• RECORDS TO PROCESS:
▬▬▬

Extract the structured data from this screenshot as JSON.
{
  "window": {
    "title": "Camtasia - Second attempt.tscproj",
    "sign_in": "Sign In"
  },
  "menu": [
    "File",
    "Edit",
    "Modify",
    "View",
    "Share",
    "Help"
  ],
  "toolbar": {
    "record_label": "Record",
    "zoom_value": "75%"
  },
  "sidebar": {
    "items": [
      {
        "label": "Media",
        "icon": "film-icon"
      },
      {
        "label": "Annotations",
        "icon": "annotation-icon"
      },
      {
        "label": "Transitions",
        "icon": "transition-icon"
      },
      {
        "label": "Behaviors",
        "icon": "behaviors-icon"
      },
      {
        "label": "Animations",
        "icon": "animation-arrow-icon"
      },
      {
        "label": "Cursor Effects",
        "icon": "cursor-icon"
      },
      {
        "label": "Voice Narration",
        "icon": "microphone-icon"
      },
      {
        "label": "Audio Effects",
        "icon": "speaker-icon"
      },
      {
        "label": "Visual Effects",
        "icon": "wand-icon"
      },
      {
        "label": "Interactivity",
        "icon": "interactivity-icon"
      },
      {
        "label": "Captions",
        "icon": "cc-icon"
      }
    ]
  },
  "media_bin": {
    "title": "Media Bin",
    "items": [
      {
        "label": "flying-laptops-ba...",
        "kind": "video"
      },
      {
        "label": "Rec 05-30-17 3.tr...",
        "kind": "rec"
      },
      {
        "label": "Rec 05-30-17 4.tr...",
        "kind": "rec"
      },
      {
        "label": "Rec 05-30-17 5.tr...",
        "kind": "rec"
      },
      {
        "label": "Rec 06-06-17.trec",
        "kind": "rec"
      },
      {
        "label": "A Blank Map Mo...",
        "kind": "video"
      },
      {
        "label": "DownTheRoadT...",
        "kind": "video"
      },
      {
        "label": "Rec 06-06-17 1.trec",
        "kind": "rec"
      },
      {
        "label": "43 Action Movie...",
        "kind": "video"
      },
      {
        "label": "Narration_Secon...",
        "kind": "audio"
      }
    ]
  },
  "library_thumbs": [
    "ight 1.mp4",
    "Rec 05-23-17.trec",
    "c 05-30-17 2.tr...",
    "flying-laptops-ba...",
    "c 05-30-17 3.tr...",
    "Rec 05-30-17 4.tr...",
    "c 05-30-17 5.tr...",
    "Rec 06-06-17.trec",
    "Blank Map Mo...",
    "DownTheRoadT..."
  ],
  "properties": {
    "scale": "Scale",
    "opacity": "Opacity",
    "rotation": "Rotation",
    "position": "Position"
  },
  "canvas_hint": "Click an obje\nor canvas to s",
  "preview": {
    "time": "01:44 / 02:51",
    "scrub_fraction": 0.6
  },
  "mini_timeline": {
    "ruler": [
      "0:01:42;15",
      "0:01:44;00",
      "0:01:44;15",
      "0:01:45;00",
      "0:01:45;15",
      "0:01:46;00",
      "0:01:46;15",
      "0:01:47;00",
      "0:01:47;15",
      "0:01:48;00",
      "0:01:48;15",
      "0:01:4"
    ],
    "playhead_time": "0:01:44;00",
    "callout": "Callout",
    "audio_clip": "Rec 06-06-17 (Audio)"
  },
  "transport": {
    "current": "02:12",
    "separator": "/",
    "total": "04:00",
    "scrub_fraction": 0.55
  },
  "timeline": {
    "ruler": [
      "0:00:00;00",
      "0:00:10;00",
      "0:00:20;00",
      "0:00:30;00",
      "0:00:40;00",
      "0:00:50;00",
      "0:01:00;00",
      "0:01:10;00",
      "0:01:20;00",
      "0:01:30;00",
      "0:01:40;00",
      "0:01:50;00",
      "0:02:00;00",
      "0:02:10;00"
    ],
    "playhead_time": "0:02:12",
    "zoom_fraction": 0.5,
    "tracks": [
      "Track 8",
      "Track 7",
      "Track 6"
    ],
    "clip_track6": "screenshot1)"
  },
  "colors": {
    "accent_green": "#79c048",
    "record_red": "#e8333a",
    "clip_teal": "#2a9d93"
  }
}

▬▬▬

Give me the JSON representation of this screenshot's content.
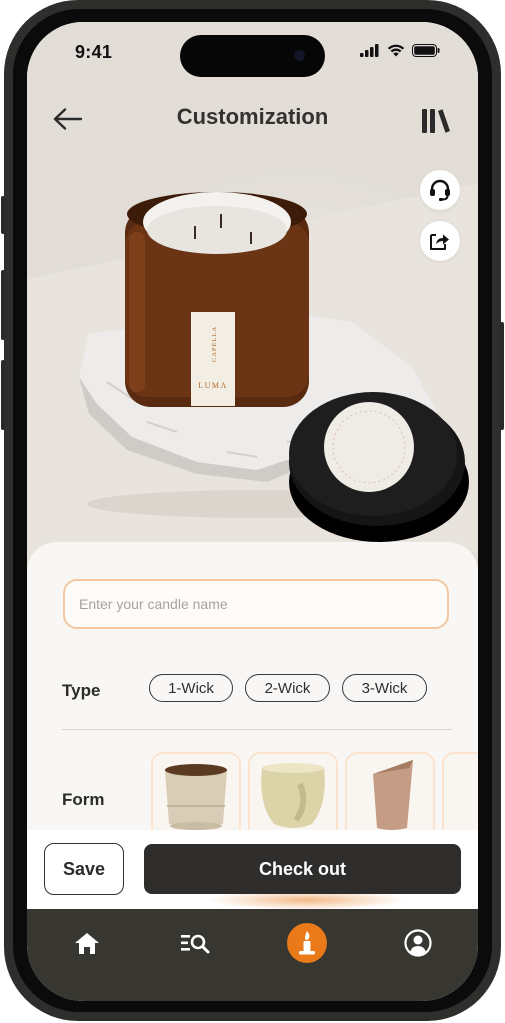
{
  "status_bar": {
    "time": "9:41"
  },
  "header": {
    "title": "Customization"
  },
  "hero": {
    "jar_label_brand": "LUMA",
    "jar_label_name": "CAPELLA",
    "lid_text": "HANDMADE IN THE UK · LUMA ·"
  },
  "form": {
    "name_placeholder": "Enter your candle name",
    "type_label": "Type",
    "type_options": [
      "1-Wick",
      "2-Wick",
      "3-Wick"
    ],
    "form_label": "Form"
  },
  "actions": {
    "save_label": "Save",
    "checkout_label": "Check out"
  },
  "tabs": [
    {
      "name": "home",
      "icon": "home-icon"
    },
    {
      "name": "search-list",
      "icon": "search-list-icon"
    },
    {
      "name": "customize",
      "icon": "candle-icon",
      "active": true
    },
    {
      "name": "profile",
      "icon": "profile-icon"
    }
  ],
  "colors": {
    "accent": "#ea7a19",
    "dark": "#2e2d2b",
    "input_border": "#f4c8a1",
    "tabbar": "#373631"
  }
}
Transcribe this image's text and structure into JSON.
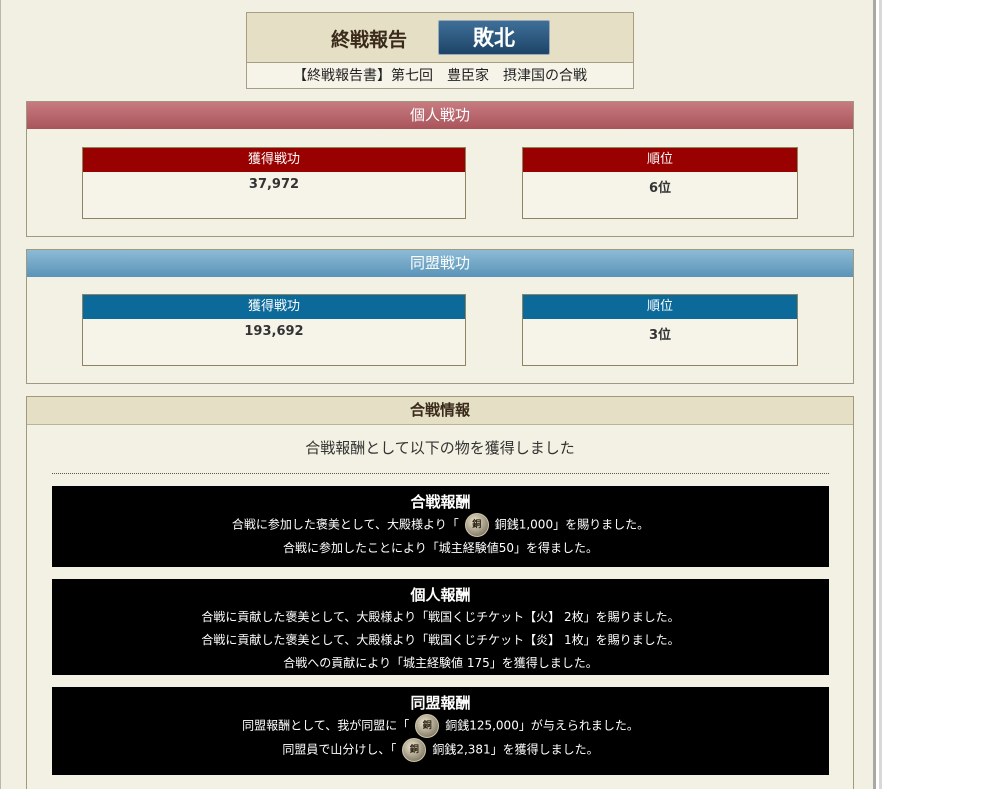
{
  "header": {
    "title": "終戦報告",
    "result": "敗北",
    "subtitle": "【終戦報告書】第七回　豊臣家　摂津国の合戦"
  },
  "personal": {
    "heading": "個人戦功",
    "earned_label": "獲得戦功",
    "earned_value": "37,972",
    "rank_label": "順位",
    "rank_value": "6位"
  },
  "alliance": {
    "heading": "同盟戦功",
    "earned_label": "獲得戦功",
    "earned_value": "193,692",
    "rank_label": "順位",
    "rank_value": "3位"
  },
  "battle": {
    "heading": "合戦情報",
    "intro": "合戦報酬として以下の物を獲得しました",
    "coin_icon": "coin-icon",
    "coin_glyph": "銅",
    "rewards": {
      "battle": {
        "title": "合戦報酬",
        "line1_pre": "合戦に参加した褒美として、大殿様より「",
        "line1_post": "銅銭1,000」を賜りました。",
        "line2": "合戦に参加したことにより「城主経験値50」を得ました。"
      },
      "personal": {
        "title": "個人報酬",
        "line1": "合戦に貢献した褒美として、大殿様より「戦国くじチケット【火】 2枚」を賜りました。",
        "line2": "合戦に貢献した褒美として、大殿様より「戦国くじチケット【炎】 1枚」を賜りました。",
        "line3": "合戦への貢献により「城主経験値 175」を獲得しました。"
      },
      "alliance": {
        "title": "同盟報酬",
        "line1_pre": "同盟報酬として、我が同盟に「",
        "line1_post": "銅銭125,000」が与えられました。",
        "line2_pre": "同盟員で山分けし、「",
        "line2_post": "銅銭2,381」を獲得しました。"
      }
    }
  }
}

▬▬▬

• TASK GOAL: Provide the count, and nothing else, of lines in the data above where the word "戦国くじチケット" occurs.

• ANSWER BOX: 2